Because the paper now reaches a lower number of households than previously, DN can seek public support for 2009.
“It would be financially irresponsible not to seek [press subsidies],” said CEO Lena Herrmann to DN.
According to the newspaper’s management, DN meets the requirements for operational press support. The press support bylaws state that support can be offered if a newspaper’s household penetration drops below 30 percent.
DN’s editor-in-chief Thorbjörn Larsson attributed the drop in the number of homes reached by the paper to Stockholm being one of Europe’s most competitive media markets and because the number of households had increased.
The application was delivered to the Press Subsidies Council (Presstödsnämnden) on Friday afternoon.
DN couldn’t say how much money it may receive, but pointed out that its primary competitor, Svenska Dagbladet (SvD) received the maximum allowable amount of operational support, 65.4 million kronor ($8.3 million), in 2008.
Ironically, DN is actually against the current system of press subsidies which, according to Larsson, is an outdated system that distorts competition.
“We believe that the supports should be fundamentally reformed, but as long as they exist, we’ll follow the prevailing rules,” he said.
The system of press support was initiated in the early 1970s.

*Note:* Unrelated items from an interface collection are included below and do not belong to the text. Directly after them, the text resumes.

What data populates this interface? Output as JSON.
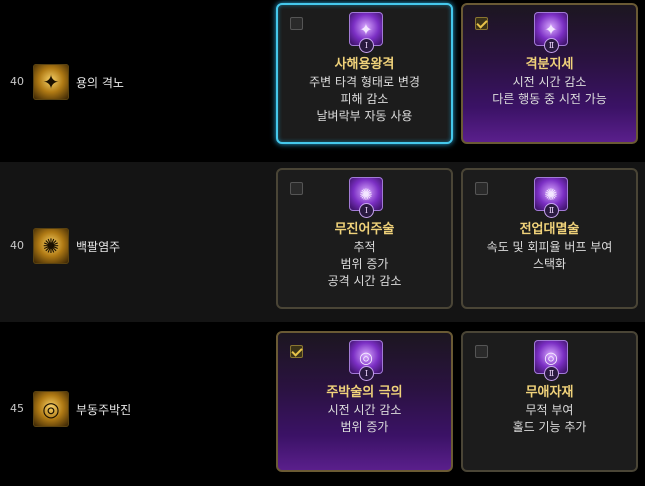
{
  "rows": [
    {
      "level": "40",
      "skill": "용의 격노",
      "icon": "dragon-icon",
      "options": [
        {
          "title": "사해용왕격",
          "numeral": "Ⅰ",
          "checked": false,
          "selected": true,
          "lines": [
            "주변 타격 형태로 변경",
            "피해 감소",
            "날벼락부 자동 사용"
          ]
        },
        {
          "title": "격분지세",
          "numeral": "Ⅱ",
          "checked": true,
          "selected": false,
          "lines": [
            "시전 시간 감소",
            "다른 행동 중 시전 가능"
          ]
        }
      ]
    },
    {
      "level": "40",
      "skill": "백팔염주",
      "icon": "prayer-beads-icon",
      "options": [
        {
          "title": "무진어주술",
          "numeral": "Ⅰ",
          "checked": false,
          "selected": false,
          "lines": [
            "추적",
            "범위 증가",
            "공격 시간 감소"
          ]
        },
        {
          "title": "전업대멸술",
          "numeral": "Ⅱ",
          "checked": false,
          "selected": false,
          "lines": [
            "속도 및 회피율 버프 부여",
            "스택화"
          ]
        }
      ]
    },
    {
      "level": "45",
      "skill": "부동주박진",
      "icon": "binding-circle-icon",
      "options": [
        {
          "title": "주박술의 극의",
          "numeral": "Ⅰ",
          "checked": true,
          "selected": false,
          "lines": [
            "시전 시간 감소",
            "범위 증가"
          ]
        },
        {
          "title": "무애자재",
          "numeral": "Ⅱ",
          "checked": false,
          "selected": false,
          "lines": [
            "무적 부여",
            "홀드 기능 추가"
          ]
        }
      ]
    }
  ]
}
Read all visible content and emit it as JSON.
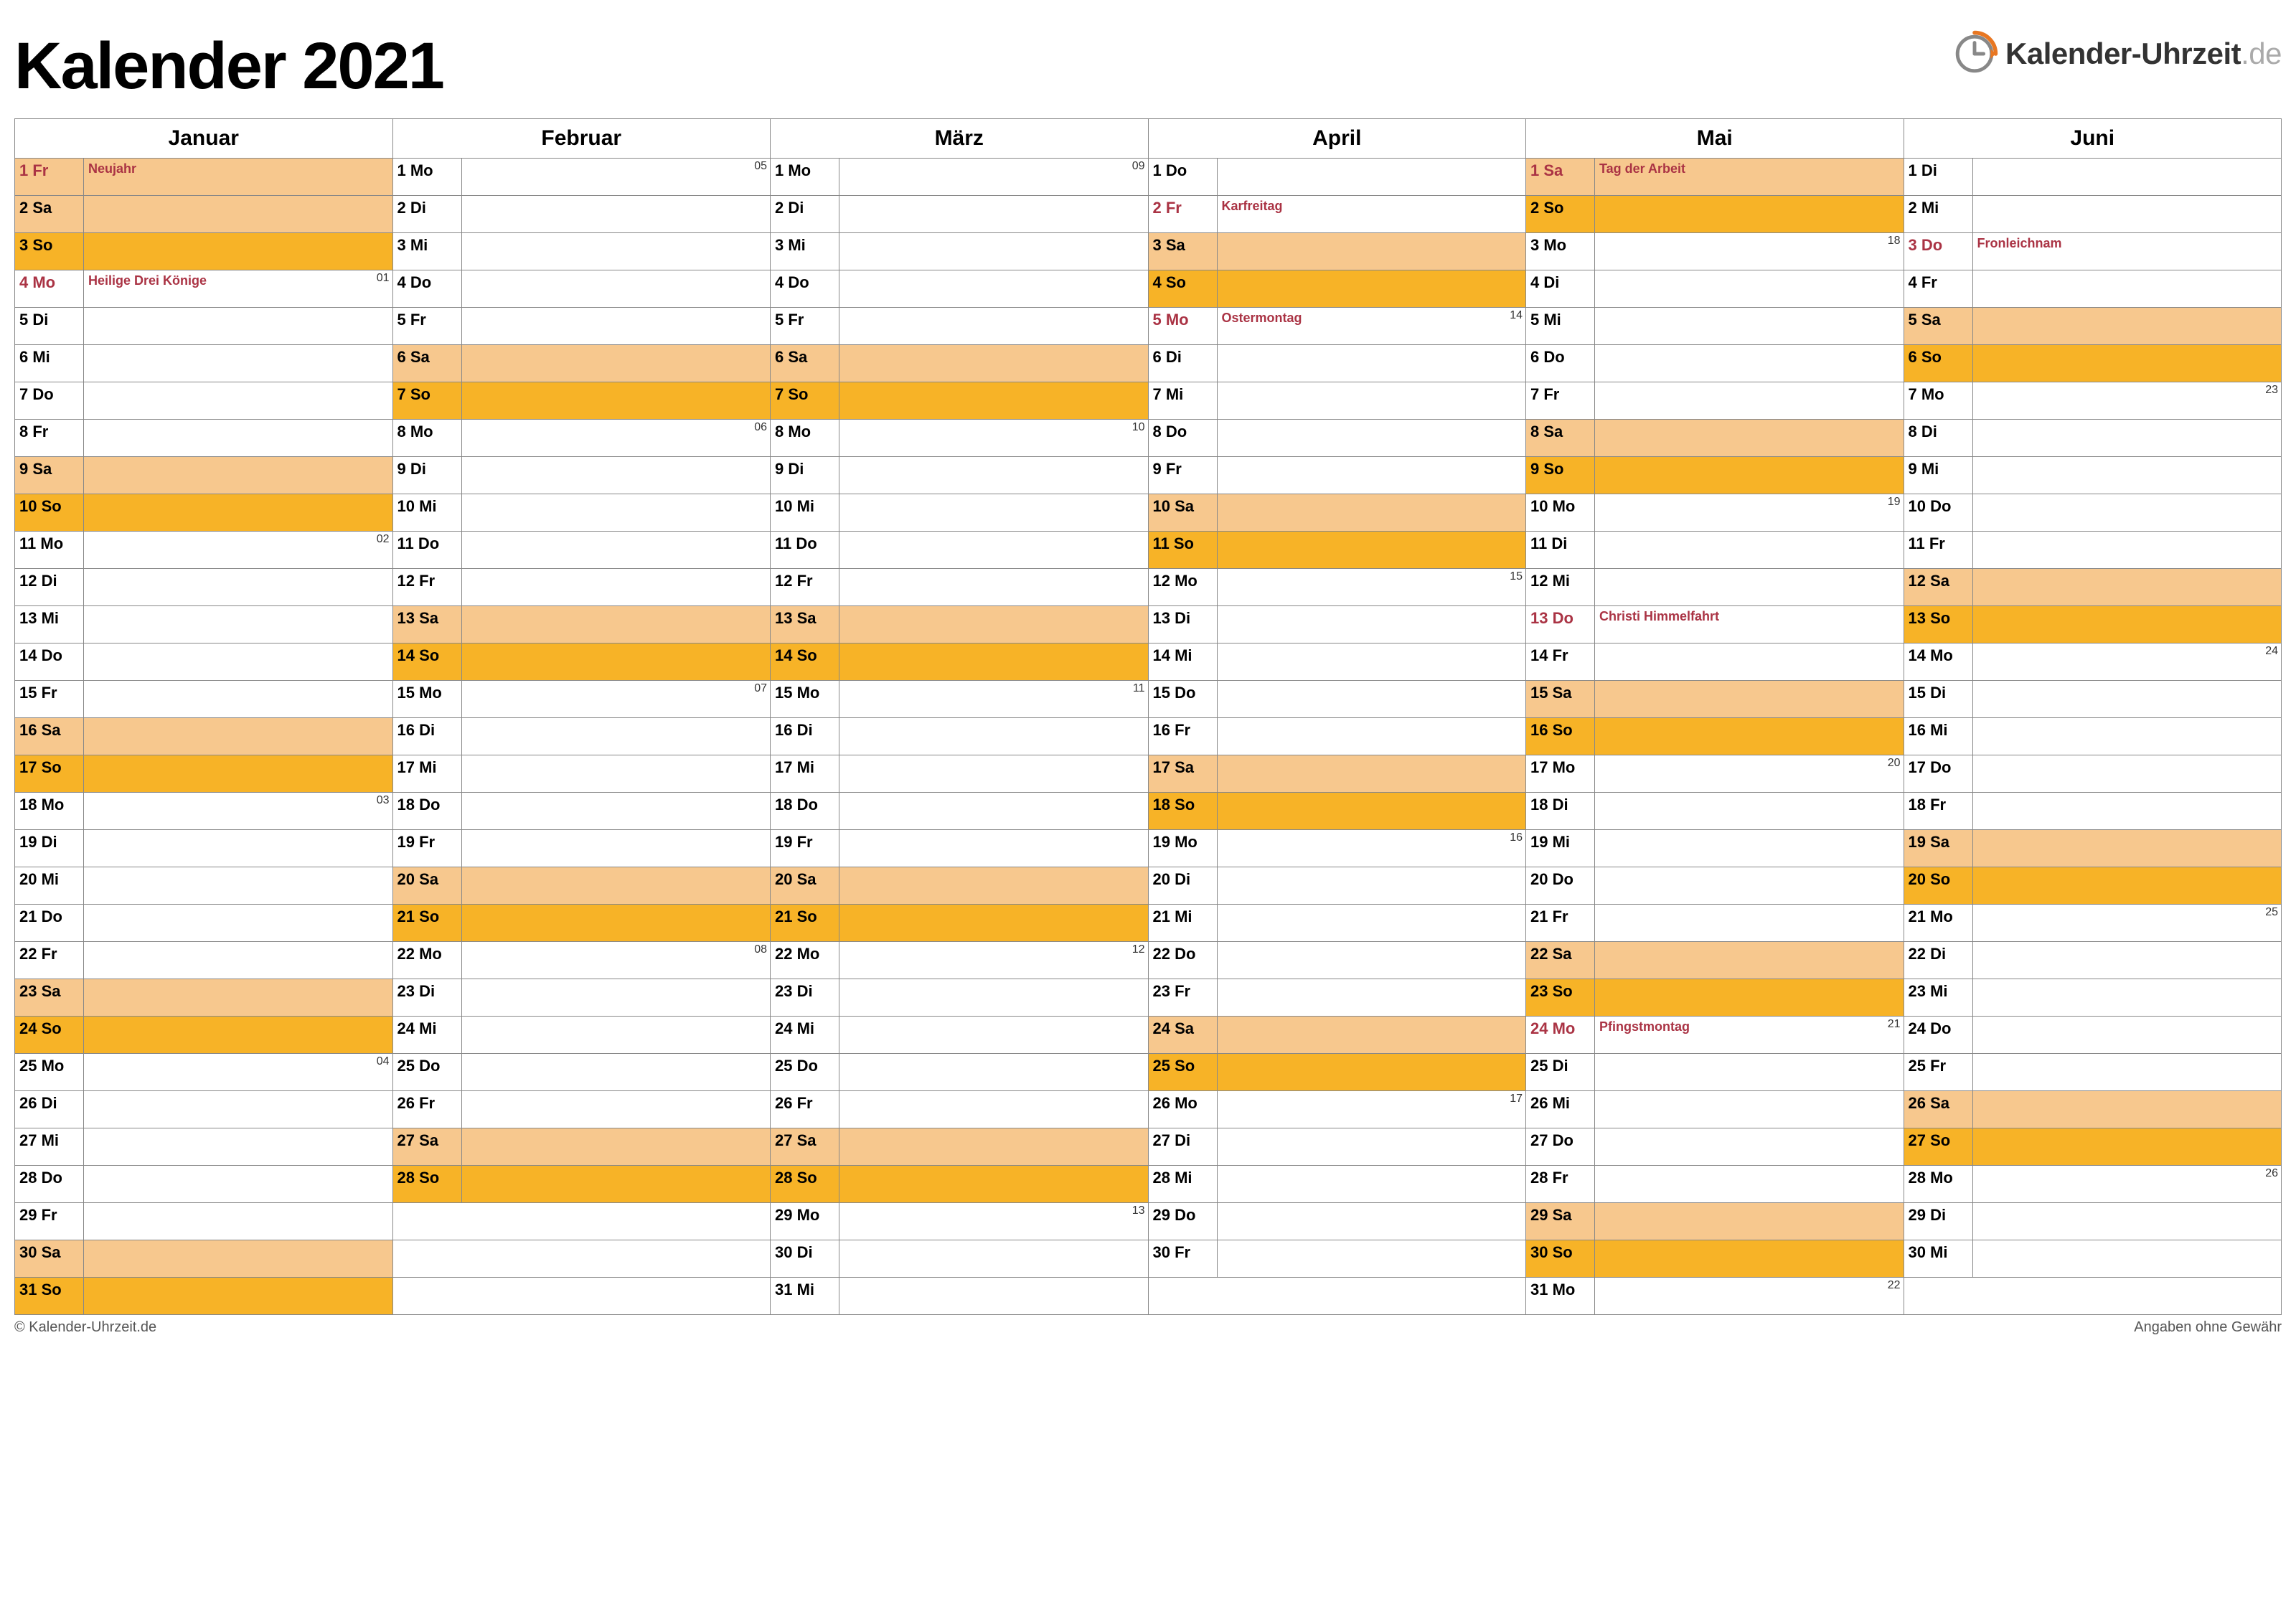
{
  "title": "Kalender 2021",
  "logo_text_1": "Kalender-Uhrzeit",
  "logo_text_2": ".de",
  "footer_left": "© Kalender-Uhrzeit.de",
  "footer_right": "Angaben ohne Gewähr",
  "months": [
    "Januar",
    "Februar",
    "März",
    "April",
    "Mai",
    "Juni"
  ],
  "weekdays": [
    "Mo",
    "Di",
    "Mi",
    "Do",
    "Fr",
    "Sa",
    "So"
  ],
  "days": {
    "Januar": [
      {
        "d": 1,
        "w": "Fr",
        "t": "hol",
        "h": "Neujahr"
      },
      {
        "d": 2,
        "w": "Sa",
        "t": "sat"
      },
      {
        "d": 3,
        "w": "So",
        "t": "sun"
      },
      {
        "d": 4,
        "w": "Mo",
        "t": "hol2",
        "h": "Heilige Drei Könige",
        "wk": "01"
      },
      {
        "d": 5,
        "w": "Di"
      },
      {
        "d": 6,
        "w": "Mi"
      },
      {
        "d": 7,
        "w": "Do"
      },
      {
        "d": 8,
        "w": "Fr"
      },
      {
        "d": 9,
        "w": "Sa",
        "t": "sat"
      },
      {
        "d": 10,
        "w": "So",
        "t": "sun"
      },
      {
        "d": 11,
        "w": "Mo",
        "wk": "02"
      },
      {
        "d": 12,
        "w": "Di"
      },
      {
        "d": 13,
        "w": "Mi"
      },
      {
        "d": 14,
        "w": "Do"
      },
      {
        "d": 15,
        "w": "Fr"
      },
      {
        "d": 16,
        "w": "Sa",
        "t": "sat"
      },
      {
        "d": 17,
        "w": "So",
        "t": "sun"
      },
      {
        "d": 18,
        "w": "Mo",
        "wk": "03"
      },
      {
        "d": 19,
        "w": "Di"
      },
      {
        "d": 20,
        "w": "Mi"
      },
      {
        "d": 21,
        "w": "Do"
      },
      {
        "d": 22,
        "w": "Fr"
      },
      {
        "d": 23,
        "w": "Sa",
        "t": "sat"
      },
      {
        "d": 24,
        "w": "So",
        "t": "sun"
      },
      {
        "d": 25,
        "w": "Mo",
        "wk": "04"
      },
      {
        "d": 26,
        "w": "Di"
      },
      {
        "d": 27,
        "w": "Mi"
      },
      {
        "d": 28,
        "w": "Do"
      },
      {
        "d": 29,
        "w": "Fr"
      },
      {
        "d": 30,
        "w": "Sa",
        "t": "sat"
      },
      {
        "d": 31,
        "w": "So",
        "t": "sun"
      }
    ],
    "Februar": [
      {
        "d": 1,
        "w": "Mo",
        "wk": "05"
      },
      {
        "d": 2,
        "w": "Di"
      },
      {
        "d": 3,
        "w": "Mi"
      },
      {
        "d": 4,
        "w": "Do"
      },
      {
        "d": 5,
        "w": "Fr"
      },
      {
        "d": 6,
        "w": "Sa",
        "t": "sat"
      },
      {
        "d": 7,
        "w": "So",
        "t": "sun"
      },
      {
        "d": 8,
        "w": "Mo",
        "wk": "06"
      },
      {
        "d": 9,
        "w": "Di"
      },
      {
        "d": 10,
        "w": "Mi"
      },
      {
        "d": 11,
        "w": "Do"
      },
      {
        "d": 12,
        "w": "Fr"
      },
      {
        "d": 13,
        "w": "Sa",
        "t": "sat"
      },
      {
        "d": 14,
        "w": "So",
        "t": "sun"
      },
      {
        "d": 15,
        "w": "Mo",
        "wk": "07"
      },
      {
        "d": 16,
        "w": "Di"
      },
      {
        "d": 17,
        "w": "Mi"
      },
      {
        "d": 18,
        "w": "Do"
      },
      {
        "d": 19,
        "w": "Fr"
      },
      {
        "d": 20,
        "w": "Sa",
        "t": "sat"
      },
      {
        "d": 21,
        "w": "So",
        "t": "sun"
      },
      {
        "d": 22,
        "w": "Mo",
        "wk": "08"
      },
      {
        "d": 23,
        "w": "Di"
      },
      {
        "d": 24,
        "w": "Mi"
      },
      {
        "d": 25,
        "w": "Do"
      },
      {
        "d": 26,
        "w": "Fr"
      },
      {
        "d": 27,
        "w": "Sa",
        "t": "sat"
      },
      {
        "d": 28,
        "w": "So",
        "t": "sun"
      }
    ],
    "März": [
      {
        "d": 1,
        "w": "Mo",
        "wk": "09"
      },
      {
        "d": 2,
        "w": "Di"
      },
      {
        "d": 3,
        "w": "Mi"
      },
      {
        "d": 4,
        "w": "Do"
      },
      {
        "d": 5,
        "w": "Fr"
      },
      {
        "d": 6,
        "w": "Sa",
        "t": "sat"
      },
      {
        "d": 7,
        "w": "So",
        "t": "sun"
      },
      {
        "d": 8,
        "w": "Mo",
        "wk": "10"
      },
      {
        "d": 9,
        "w": "Di"
      },
      {
        "d": 10,
        "w": "Mi"
      },
      {
        "d": 11,
        "w": "Do"
      },
      {
        "d": 12,
        "w": "Fr"
      },
      {
        "d": 13,
        "w": "Sa",
        "t": "sat"
      },
      {
        "d": 14,
        "w": "So",
        "t": "sun"
      },
      {
        "d": 15,
        "w": "Mo",
        "wk": "11"
      },
      {
        "d": 16,
        "w": "Di"
      },
      {
        "d": 17,
        "w": "Mi"
      },
      {
        "d": 18,
        "w": "Do"
      },
      {
        "d": 19,
        "w": "Fr"
      },
      {
        "d": 20,
        "w": "Sa",
        "t": "sat"
      },
      {
        "d": 21,
        "w": "So",
        "t": "sun"
      },
      {
        "d": 22,
        "w": "Mo",
        "wk": "12"
      },
      {
        "d": 23,
        "w": "Di"
      },
      {
        "d": 24,
        "w": "Mi"
      },
      {
        "d": 25,
        "w": "Do"
      },
      {
        "d": 26,
        "w": "Fr"
      },
      {
        "d": 27,
        "w": "Sa",
        "t": "sat"
      },
      {
        "d": 28,
        "w": "So",
        "t": "sun"
      },
      {
        "d": 29,
        "w": "Mo",
        "wk": "13"
      },
      {
        "d": 30,
        "w": "Di"
      },
      {
        "d": 31,
        "w": "Mi"
      }
    ],
    "April": [
      {
        "d": 1,
        "w": "Do"
      },
      {
        "d": 2,
        "w": "Fr",
        "t": "hol2",
        "h": "Karfreitag"
      },
      {
        "d": 3,
        "w": "Sa",
        "t": "sat"
      },
      {
        "d": 4,
        "w": "So",
        "t": "sun"
      },
      {
        "d": 5,
        "w": "Mo",
        "t": "hol2",
        "h": "Ostermontag",
        "wk": "14"
      },
      {
        "d": 6,
        "w": "Di"
      },
      {
        "d": 7,
        "w": "Mi"
      },
      {
        "d": 8,
        "w": "Do"
      },
      {
        "d": 9,
        "w": "Fr"
      },
      {
        "d": 10,
        "w": "Sa",
        "t": "sat"
      },
      {
        "d": 11,
        "w": "So",
        "t": "sun"
      },
      {
        "d": 12,
        "w": "Mo",
        "wk": "15"
      },
      {
        "d": 13,
        "w": "Di"
      },
      {
        "d": 14,
        "w": "Mi"
      },
      {
        "d": 15,
        "w": "Do"
      },
      {
        "d": 16,
        "w": "Fr"
      },
      {
        "d": 17,
        "w": "Sa",
        "t": "sat"
      },
      {
        "d": 18,
        "w": "So",
        "t": "sun"
      },
      {
        "d": 19,
        "w": "Mo",
        "wk": "16"
      },
      {
        "d": 20,
        "w": "Di"
      },
      {
        "d": 21,
        "w": "Mi"
      },
      {
        "d": 22,
        "w": "Do"
      },
      {
        "d": 23,
        "w": "Fr"
      },
      {
        "d": 24,
        "w": "Sa",
        "t": "sat"
      },
      {
        "d": 25,
        "w": "So",
        "t": "sun"
      },
      {
        "d": 26,
        "w": "Mo",
        "wk": "17"
      },
      {
        "d": 27,
        "w": "Di"
      },
      {
        "d": 28,
        "w": "Mi"
      },
      {
        "d": 29,
        "w": "Do"
      },
      {
        "d": 30,
        "w": "Fr"
      }
    ],
    "Mai": [
      {
        "d": 1,
        "w": "Sa",
        "t": "hol",
        "h": "Tag der Arbeit"
      },
      {
        "d": 2,
        "w": "So",
        "t": "sun"
      },
      {
        "d": 3,
        "w": "Mo",
        "wk": "18"
      },
      {
        "d": 4,
        "w": "Di"
      },
      {
        "d": 5,
        "w": "Mi"
      },
      {
        "d": 6,
        "w": "Do"
      },
      {
        "d": 7,
        "w": "Fr"
      },
      {
        "d": 8,
        "w": "Sa",
        "t": "sat"
      },
      {
        "d": 9,
        "w": "So",
        "t": "sun"
      },
      {
        "d": 10,
        "w": "Mo",
        "wk": "19"
      },
      {
        "d": 11,
        "w": "Di"
      },
      {
        "d": 12,
        "w": "Mi"
      },
      {
        "d": 13,
        "w": "Do",
        "t": "hol2",
        "h": "Christi Himmelfahrt"
      },
      {
        "d": 14,
        "w": "Fr"
      },
      {
        "d": 15,
        "w": "Sa",
        "t": "sat"
      },
      {
        "d": 16,
        "w": "So",
        "t": "sun"
      },
      {
        "d": 17,
        "w": "Mo",
        "wk": "20"
      },
      {
        "d": 18,
        "w": "Di"
      },
      {
        "d": 19,
        "w": "Mi"
      },
      {
        "d": 20,
        "w": "Do"
      },
      {
        "d": 21,
        "w": "Fr"
      },
      {
        "d": 22,
        "w": "Sa",
        "t": "sat"
      },
      {
        "d": 23,
        "w": "So",
        "t": "sun"
      },
      {
        "d": 24,
        "w": "Mo",
        "t": "hol2",
        "h": "Pfingstmontag",
        "wk": "21"
      },
      {
        "d": 25,
        "w": "Di"
      },
      {
        "d": 26,
        "w": "Mi"
      },
      {
        "d": 27,
        "w": "Do"
      },
      {
        "d": 28,
        "w": "Fr"
      },
      {
        "d": 29,
        "w": "Sa",
        "t": "sat"
      },
      {
        "d": 30,
        "w": "So",
        "t": "sun"
      },
      {
        "d": 31,
        "w": "Mo",
        "wk": "22"
      }
    ],
    "Juni": [
      {
        "d": 1,
        "w": "Di"
      },
      {
        "d": 2,
        "w": "Mi"
      },
      {
        "d": 3,
        "w": "Do",
        "t": "hol2",
        "h": "Fronleichnam"
      },
      {
        "d": 4,
        "w": "Fr"
      },
      {
        "d": 5,
        "w": "Sa",
        "t": "sat"
      },
      {
        "d": 6,
        "w": "So",
        "t": "sun"
      },
      {
        "d": 7,
        "w": "Mo",
        "wk": "23"
      },
      {
        "d": 8,
        "w": "Di"
      },
      {
        "d": 9,
        "w": "Mi"
      },
      {
        "d": 10,
        "w": "Do"
      },
      {
        "d": 11,
        "w": "Fr"
      },
      {
        "d": 12,
        "w": "Sa",
        "t": "sat"
      },
      {
        "d": 13,
        "w": "So",
        "t": "sun"
      },
      {
        "d": 14,
        "w": "Mo",
        "wk": "24"
      },
      {
        "d": 15,
        "w": "Di"
      },
      {
        "d": 16,
        "w": "Mi"
      },
      {
        "d": 17,
        "w": "Do"
      },
      {
        "d": 18,
        "w": "Fr"
      },
      {
        "d": 19,
        "w": "Sa",
        "t": "sat"
      },
      {
        "d": 20,
        "w": "So",
        "t": "sun"
      },
      {
        "d": 21,
        "w": "Mo",
        "wk": "25"
      },
      {
        "d": 22,
        "w": "Di"
      },
      {
        "d": 23,
        "w": "Mi"
      },
      {
        "d": 24,
        "w": "Do"
      },
      {
        "d": 25,
        "w": "Fr"
      },
      {
        "d": 26,
        "w": "Sa",
        "t": "sat"
      },
      {
        "d": 27,
        "w": "So",
        "t": "sun"
      },
      {
        "d": 28,
        "w": "Mo",
        "wk": "26"
      },
      {
        "d": 29,
        "w": "Di"
      },
      {
        "d": 30,
        "w": "Mi"
      }
    ]
  }
}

The other major daily newspaper to receive support is the Malmö-based Skånska Dagbladet.